Last year, Amazon provided the data from a suspect’s Echo to police who were investigating the murder of his friend. While Alexa is programmed to record only after she’s given her keyword, the devices “often record accidentally in response to non-keywords,” according to Business Insider. Brrrrr. Oh, and Business Insider also says that Echo devices “record audio from a few seconds before, during and after” hearing one of these keywords. Which, um — HOW THE HELL DOES IT KNOW TO START RECORDING BEFORE IT HEARS THE KEYWORD, HUH? How does it do that?!? Alexa is recording all the time. I know she is. I feel it in my bones. Wasn’t I gob-smacked when, a few days after Doug set Alexa up, he showed me the transcript on his phone of everything we’d said to her so far — including a couple of sick jokes our son had made about suicide?

I don’t think I’d worry about this Big Brother Is Listening stuff so much if I felt more secure about democracy in the Age of Trump.

I suppose it’s nice that Alexa can play practically any song I ask her to, or that she’ll queue up medleys based on my prior choices. But I don’t use Sirius. I don’t even play CDs on my (lengthy) daily commute. I punch the preset buttons on my car radio and see what serendipity lands on. This makes Jake crazy. “Wouldn’t it be amazing,” he began in his sarcastic-wonder voice the last time we were in the car together and I went through the sequence of buttons without happening on a favorite, “if there were some way to get the radio to play music you really like?” He just doesn’t get that the unexpected elation of happening upon A-ha’s “Take On Me” makes all the dreck worthwhile.

That’s what concerns me — the illusion of control Alexa gives her users. All her bells and whistles boil down, like so much of modern life, to distractions — hey Ma, look at me, ordering groceries with no hands! No matter how smart and interconnected you and your home and your friends are — even if Alexa can reach down and clip your toenails — life’s going to come at you. There’s going to be stuff her humble, helpful, enthusiastic responses can’t cover — a lot of stuff. She can’t teach your children about empathy, or comfort your spouse when he’s worried he’ll lose his job, or hold your dying mother’s hand. Theoretically, she should be freeing up more time for us to spend with one another. Instead, she’s freeing us up to watch more YouTube videos of otters and plug “Omarosa” into search engines.

The world is spinning faster and faster. I get that. It’s harder to keep up; I feel it every day. But there’s nothing Alexa can do for me that there aren’t other ways of doing — ones that let me stretch my legs while I’m at it. So there she sits in the corner, unloved and unused. Amazon must be very disappointed in her. I hope she isn’t depressed.

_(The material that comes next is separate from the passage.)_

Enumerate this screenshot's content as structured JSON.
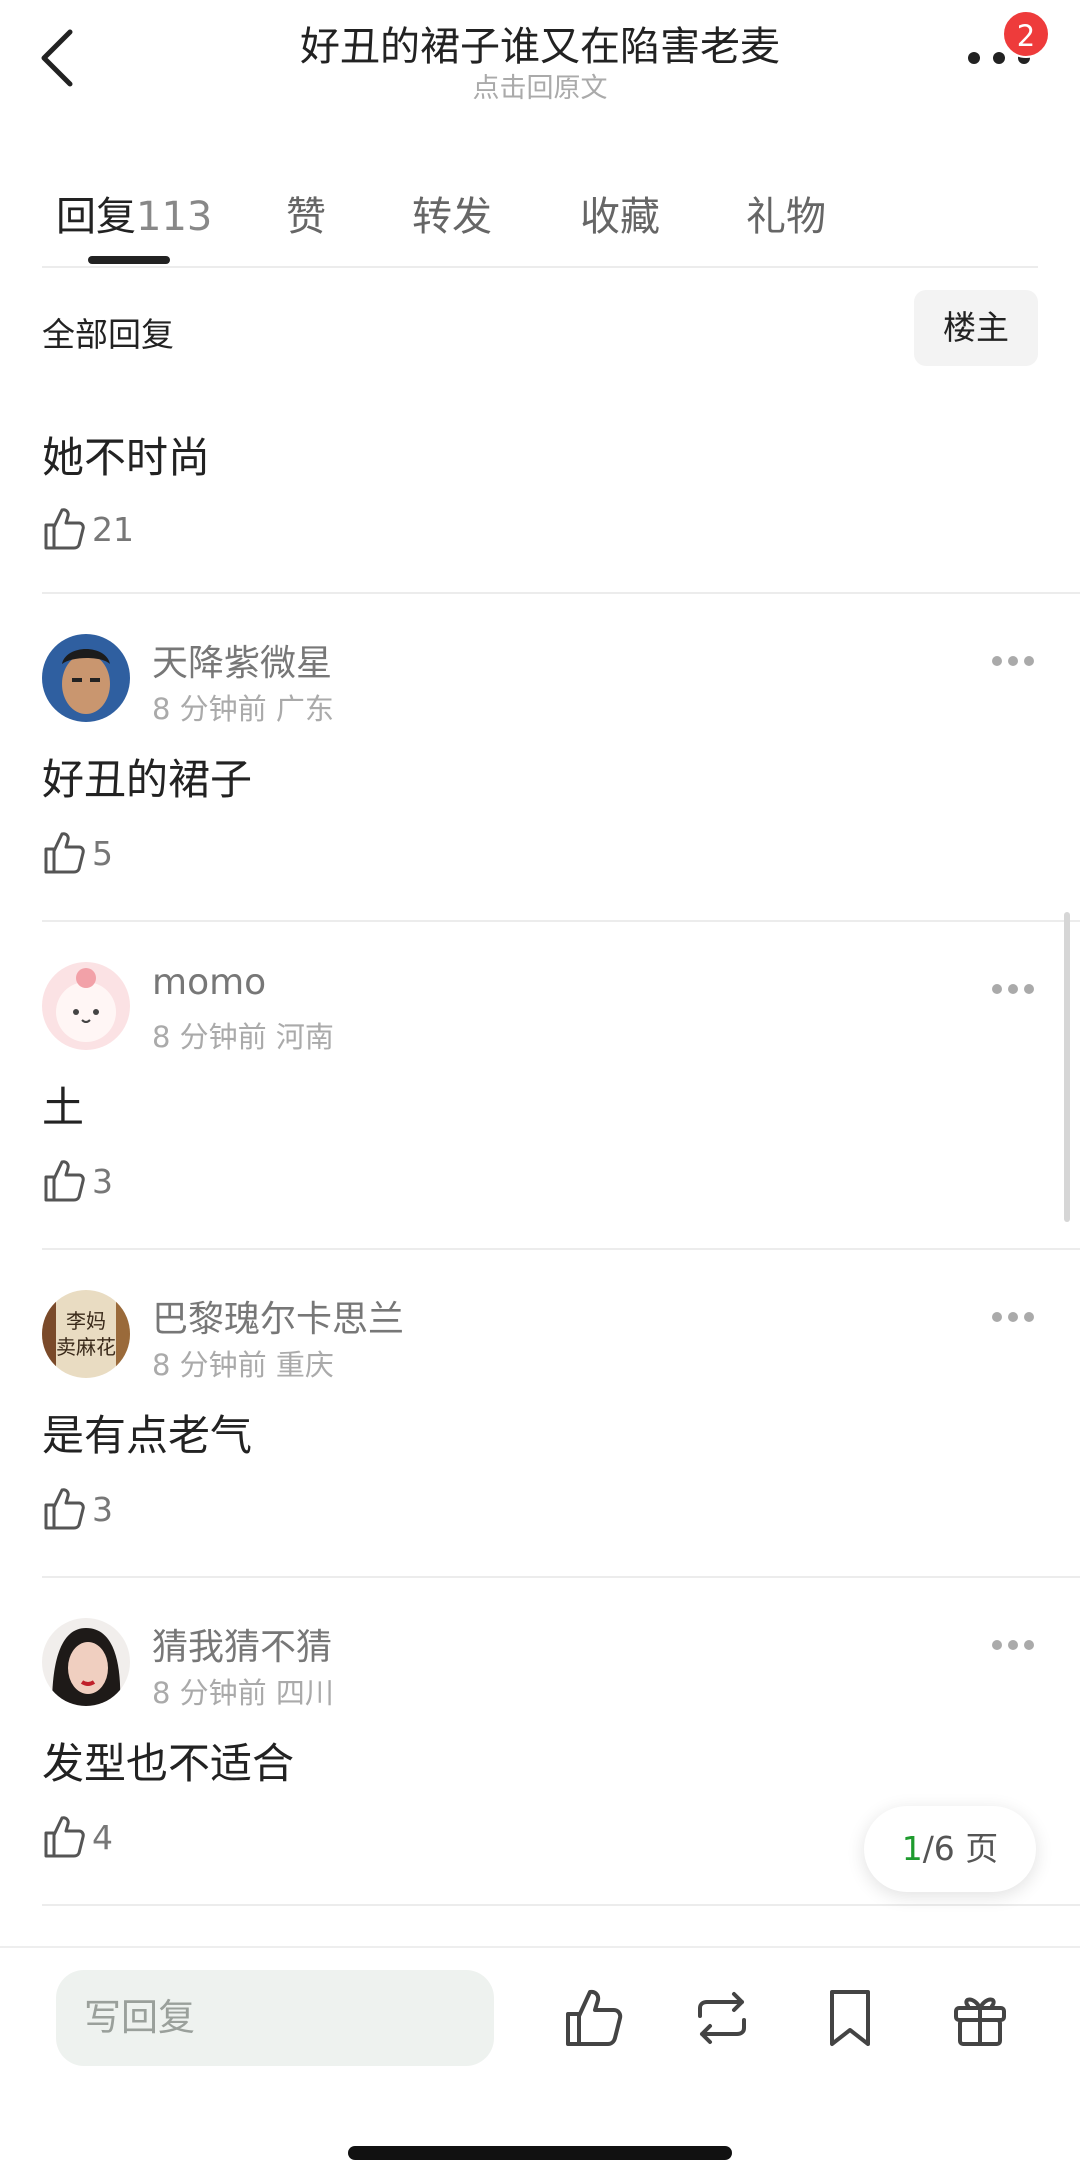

Published as “Alexa. That Bitch.” in the March 2018 issue of Philadelphia magazine.